Brief: Using the records below, please work out how many lines contain "Netzwerk"; answer with the number alone.

Task data:

Content starts

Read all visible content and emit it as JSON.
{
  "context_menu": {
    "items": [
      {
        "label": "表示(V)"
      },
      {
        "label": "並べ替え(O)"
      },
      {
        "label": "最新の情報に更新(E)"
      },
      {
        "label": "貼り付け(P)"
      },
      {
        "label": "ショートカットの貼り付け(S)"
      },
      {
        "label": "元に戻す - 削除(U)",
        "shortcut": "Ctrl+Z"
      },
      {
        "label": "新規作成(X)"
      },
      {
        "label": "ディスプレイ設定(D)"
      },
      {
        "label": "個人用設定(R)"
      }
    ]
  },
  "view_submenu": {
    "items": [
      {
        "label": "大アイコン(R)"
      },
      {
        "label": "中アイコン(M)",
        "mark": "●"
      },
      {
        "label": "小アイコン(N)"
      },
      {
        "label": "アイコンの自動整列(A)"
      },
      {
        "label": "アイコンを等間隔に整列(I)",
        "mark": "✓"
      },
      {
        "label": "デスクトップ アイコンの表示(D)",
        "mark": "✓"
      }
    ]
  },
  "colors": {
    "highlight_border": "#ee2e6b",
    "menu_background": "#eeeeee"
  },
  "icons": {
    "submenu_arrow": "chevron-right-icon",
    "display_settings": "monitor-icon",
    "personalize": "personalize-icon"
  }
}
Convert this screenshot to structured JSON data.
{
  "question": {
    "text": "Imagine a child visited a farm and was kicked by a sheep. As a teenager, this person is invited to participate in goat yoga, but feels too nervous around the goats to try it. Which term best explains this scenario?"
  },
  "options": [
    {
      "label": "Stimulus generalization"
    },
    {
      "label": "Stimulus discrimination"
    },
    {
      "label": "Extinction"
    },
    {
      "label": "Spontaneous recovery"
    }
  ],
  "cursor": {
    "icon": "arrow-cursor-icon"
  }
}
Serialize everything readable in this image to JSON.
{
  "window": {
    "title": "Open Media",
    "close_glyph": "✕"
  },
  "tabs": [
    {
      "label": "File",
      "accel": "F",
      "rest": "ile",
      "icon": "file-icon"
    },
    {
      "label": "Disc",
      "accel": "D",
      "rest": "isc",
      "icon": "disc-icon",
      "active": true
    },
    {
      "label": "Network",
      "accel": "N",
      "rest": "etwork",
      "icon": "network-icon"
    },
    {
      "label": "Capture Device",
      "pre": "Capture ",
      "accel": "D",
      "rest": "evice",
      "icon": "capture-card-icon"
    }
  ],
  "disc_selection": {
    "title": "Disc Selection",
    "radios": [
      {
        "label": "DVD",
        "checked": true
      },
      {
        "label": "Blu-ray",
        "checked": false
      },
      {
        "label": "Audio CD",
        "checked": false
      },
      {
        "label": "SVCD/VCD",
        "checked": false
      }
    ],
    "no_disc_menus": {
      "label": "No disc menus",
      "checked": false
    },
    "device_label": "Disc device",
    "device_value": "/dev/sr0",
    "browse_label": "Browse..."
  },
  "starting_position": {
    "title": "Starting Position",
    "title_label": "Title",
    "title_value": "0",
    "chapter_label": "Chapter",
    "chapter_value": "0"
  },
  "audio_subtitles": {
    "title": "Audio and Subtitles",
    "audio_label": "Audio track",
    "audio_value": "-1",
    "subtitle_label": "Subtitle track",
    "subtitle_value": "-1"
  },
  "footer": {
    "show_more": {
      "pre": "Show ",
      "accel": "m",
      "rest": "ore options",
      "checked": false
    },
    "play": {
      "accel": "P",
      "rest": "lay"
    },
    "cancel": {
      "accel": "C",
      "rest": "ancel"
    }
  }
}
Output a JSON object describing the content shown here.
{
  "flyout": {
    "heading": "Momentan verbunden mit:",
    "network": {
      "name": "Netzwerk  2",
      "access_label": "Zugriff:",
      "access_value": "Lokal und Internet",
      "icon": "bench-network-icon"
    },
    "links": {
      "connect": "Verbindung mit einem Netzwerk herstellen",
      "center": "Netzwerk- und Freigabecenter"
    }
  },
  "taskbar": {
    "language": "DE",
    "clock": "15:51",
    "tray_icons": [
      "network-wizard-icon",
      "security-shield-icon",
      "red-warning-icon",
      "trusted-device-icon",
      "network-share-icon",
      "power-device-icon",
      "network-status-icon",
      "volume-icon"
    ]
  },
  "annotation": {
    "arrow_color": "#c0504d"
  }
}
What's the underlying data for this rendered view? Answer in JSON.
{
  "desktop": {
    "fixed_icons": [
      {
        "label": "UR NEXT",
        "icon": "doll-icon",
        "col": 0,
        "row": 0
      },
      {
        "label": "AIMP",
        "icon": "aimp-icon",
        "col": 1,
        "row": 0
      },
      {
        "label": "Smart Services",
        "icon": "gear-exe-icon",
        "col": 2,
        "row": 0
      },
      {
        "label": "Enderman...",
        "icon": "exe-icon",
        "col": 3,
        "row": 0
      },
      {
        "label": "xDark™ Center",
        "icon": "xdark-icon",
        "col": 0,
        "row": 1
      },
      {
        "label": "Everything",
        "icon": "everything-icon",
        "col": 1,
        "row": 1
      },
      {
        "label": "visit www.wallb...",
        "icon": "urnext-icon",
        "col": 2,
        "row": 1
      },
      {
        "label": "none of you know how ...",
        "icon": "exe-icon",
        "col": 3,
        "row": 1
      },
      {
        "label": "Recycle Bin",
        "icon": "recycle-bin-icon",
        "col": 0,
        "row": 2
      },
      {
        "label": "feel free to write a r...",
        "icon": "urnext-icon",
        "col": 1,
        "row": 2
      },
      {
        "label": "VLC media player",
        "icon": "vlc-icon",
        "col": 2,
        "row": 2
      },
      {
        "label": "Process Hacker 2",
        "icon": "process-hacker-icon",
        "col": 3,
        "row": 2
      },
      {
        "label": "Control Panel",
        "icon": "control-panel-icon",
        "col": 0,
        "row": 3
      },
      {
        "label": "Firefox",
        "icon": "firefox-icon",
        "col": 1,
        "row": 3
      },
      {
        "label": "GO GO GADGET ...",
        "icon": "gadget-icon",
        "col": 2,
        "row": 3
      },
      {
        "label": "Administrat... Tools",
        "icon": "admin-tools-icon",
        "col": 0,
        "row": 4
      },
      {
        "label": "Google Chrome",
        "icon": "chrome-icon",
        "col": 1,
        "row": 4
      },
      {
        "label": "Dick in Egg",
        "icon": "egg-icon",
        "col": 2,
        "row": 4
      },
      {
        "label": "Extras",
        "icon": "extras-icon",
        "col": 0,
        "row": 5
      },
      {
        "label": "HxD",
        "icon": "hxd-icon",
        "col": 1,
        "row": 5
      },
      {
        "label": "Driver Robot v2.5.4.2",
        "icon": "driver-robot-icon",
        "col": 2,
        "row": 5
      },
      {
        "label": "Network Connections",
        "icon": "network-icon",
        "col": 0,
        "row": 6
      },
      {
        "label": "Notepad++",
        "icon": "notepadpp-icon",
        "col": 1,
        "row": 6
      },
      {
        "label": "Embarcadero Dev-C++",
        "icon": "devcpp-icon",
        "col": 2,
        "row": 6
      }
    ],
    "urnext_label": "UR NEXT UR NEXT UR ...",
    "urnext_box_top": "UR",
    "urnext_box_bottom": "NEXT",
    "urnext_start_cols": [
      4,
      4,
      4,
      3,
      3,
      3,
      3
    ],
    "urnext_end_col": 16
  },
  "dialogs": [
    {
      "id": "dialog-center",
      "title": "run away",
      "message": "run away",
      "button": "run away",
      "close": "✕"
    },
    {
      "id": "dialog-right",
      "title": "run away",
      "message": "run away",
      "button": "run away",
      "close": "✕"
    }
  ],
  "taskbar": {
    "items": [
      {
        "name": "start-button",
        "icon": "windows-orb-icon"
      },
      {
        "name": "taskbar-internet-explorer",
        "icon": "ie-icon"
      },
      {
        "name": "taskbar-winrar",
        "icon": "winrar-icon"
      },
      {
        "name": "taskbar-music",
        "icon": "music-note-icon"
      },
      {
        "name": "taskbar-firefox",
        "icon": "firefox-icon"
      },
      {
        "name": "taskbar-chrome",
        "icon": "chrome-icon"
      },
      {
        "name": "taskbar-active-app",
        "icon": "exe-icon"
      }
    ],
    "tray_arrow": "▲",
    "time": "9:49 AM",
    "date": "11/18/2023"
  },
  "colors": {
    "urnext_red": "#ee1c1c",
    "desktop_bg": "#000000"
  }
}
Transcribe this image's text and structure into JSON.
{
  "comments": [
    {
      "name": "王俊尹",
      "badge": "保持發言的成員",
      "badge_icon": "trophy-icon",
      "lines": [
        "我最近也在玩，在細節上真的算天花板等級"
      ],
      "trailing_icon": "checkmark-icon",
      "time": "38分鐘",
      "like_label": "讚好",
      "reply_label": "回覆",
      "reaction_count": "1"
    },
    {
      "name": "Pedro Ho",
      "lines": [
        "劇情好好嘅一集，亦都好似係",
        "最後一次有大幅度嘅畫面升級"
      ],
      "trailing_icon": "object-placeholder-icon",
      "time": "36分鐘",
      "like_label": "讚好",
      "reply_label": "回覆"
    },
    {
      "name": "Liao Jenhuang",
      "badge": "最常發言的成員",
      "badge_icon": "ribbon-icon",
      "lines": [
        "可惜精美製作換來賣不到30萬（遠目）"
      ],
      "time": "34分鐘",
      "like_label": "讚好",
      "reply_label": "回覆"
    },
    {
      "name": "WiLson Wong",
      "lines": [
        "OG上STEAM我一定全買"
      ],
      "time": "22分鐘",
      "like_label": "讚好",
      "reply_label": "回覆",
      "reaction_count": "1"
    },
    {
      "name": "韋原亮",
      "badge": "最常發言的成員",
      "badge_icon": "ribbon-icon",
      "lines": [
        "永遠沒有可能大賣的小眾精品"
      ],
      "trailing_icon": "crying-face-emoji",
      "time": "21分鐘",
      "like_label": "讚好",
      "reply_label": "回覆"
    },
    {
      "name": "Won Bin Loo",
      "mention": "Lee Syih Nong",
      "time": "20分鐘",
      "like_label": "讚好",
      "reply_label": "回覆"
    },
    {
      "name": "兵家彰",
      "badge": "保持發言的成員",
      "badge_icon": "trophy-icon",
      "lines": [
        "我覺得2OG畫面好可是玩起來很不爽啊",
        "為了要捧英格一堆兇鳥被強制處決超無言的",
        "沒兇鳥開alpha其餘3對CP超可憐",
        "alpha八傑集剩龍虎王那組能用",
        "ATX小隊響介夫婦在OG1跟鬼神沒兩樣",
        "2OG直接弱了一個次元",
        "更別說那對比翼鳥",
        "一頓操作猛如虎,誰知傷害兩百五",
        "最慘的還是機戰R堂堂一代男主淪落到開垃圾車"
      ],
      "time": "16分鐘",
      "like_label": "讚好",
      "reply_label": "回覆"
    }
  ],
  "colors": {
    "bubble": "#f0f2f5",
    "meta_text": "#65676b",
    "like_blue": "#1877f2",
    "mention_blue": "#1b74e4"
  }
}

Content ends

Solution for this task: 3